Operations of 6 nuclear reactors at 4 plants were resumed under new regulations adopted after the 2011 nuclear accident at the Fukushima Daiichi power plant. Three more reactors at 2 plants are likely to be restarted between March and May.
The Nuclear Regulation Authority holds safety screenings under the new regulations, a precondition to restart reactors. It has so far received screening applications for 26 reactors. They include reactors at the Oma plant, which is under construction in Aomori Prefecture.
Twelve pressurized water reactors at 6 plants passed the screening. Of them, operations were resumed at the number 1 and 2 reactors at the Sendai plant in Kagoshima Prefecture, the number 3 reactor at the Ikata plant in Ehime Prefecture, and the number 3 and 4 reactors at the Takahama plant in Fukui Prefecture.
The operation of Ikata's number 3 reactor has been suspended due to an injunction ordered by the Hiroshima High Court last December. Operation of Sendai's number 1 reactor has also been suspended for regular inspections. This means 3 reactors at 2 plants are currently online in the country.
The number 3 reactors at the Ohi plant in Fukui Prefecture and the Genkai plant in Saga Prefecture are expected to be put back online this month. The number 4 reactors at both plants are also likely to be restarted in May.
The NRA received screening applications for 10 boiling water reactors at 8 plants. They're the same type as the crippled Fukushima Daiichi reactors.
The number 6 and 7 reactors at the Kashiwazaki-Kariwa plant in Niigata Prefecture cleared the screening last December, becoming the first boiling water reactors to do so under the new regulations.

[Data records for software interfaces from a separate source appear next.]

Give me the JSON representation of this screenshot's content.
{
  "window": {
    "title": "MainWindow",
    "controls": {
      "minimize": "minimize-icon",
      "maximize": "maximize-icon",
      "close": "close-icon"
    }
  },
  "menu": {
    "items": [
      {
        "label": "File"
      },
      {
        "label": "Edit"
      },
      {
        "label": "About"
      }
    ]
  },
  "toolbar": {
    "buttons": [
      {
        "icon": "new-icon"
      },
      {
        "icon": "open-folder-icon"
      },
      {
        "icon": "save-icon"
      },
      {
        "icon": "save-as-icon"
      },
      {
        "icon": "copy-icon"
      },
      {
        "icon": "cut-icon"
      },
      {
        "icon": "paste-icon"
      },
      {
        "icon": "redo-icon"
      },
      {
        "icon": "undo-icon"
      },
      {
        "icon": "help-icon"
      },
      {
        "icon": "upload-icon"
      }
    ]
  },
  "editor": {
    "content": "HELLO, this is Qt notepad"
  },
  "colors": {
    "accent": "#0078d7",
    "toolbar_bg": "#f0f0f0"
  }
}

The screening for the sole reactor at the Tokai Number 2 plant in Ibaraki Prefecture is in the final stages. Whether the life span of the reactor will be extended will be another focus as the facility will reach its operational limit of 40 years in November.
Meanwhile, 8 reactors at 6 plants, excluding the Fukushima Daiichi, will be decommissioned largely due to huge costs of safety measures.
Kansai Electric Power Company, the operator of the Ohi plant, decided last December that it will scrap the plant's number 1 and 2 reactors. The utility cites massive costs of measures to prevent serious incidents.
The generation capacity of the reactors is relatively large at more than one million kilowatts each. Estimates show that if the reactors were put back online, they would improve the firm's financial conditions by 9 billion yen, or about 84 million dollars, per month.